Kim, Y., Carver, C. S., Deci, E. L., & Kasser, T. (2008). Adult attachment and psychological well-being in cancer caregivers: The mediational role of spouses' motives for caregiving. Health Psychology, 27,    S144-S154 (special issue on moderation and mediation).

Objective: Caring for a spouse who has had cancer can be challenging on many levels. How caregivers adjust to this challenge may be influenced both by their personal orientation to the relationship and by their motives for providing care. This study examined the prediction of caregiver well-being on the basis of the relationship qualities of attachment theory and of motives specified by self-determination theory.

Design: Cross-sectional data reported here are from the American Cancer Society's Quality of Life Survey for Caregivers.

Main Outcome Measures: Three measures were included as indicators of the caregiver's psychological adjustment: benefit finding in cancer caregiving experience, life satisfaction, and depressive symptoms.

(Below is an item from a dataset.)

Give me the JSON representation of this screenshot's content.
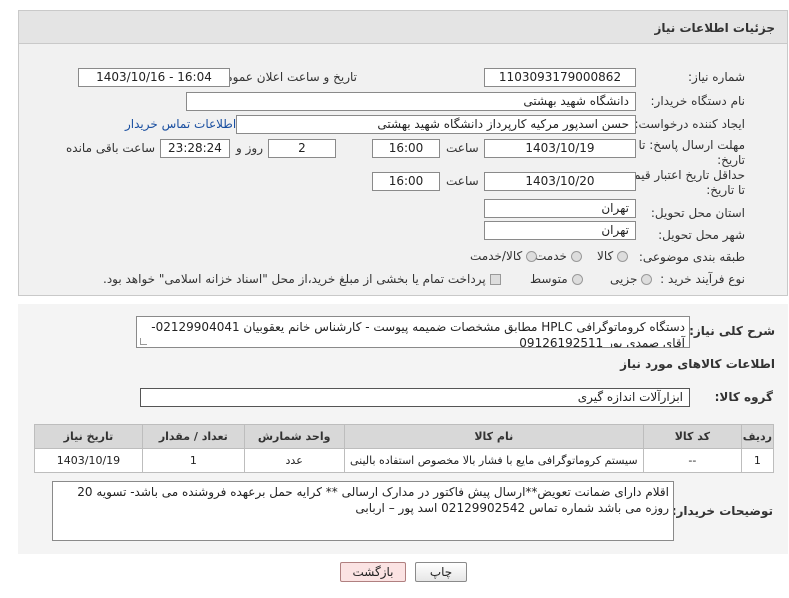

Results: In structural equation models, among both husband (n = 154) and wife (n = 160) caregivers, attachment security (assessed with respect to the spouse) related positively to autonomous motives and to finding benefit in caregiving; attachment anxiety related to introjected motives for caregiving and more depression. Among husbands (but not wives), autonomous motives also related to less depression, and introjected motives related to less life satisfaction and more depression. Among wives (but not husbands), autonomous motives related to greater benefit finding.

Conclusion: Variations in attachment orientations and in reasons for providing care are important elements in understanding the psychological well-being of cancer caregivers.

To request a reprint of this article, click here .

Carver Home

Carver Publications
University of Miami College of Arts and Sciences Department of Psychology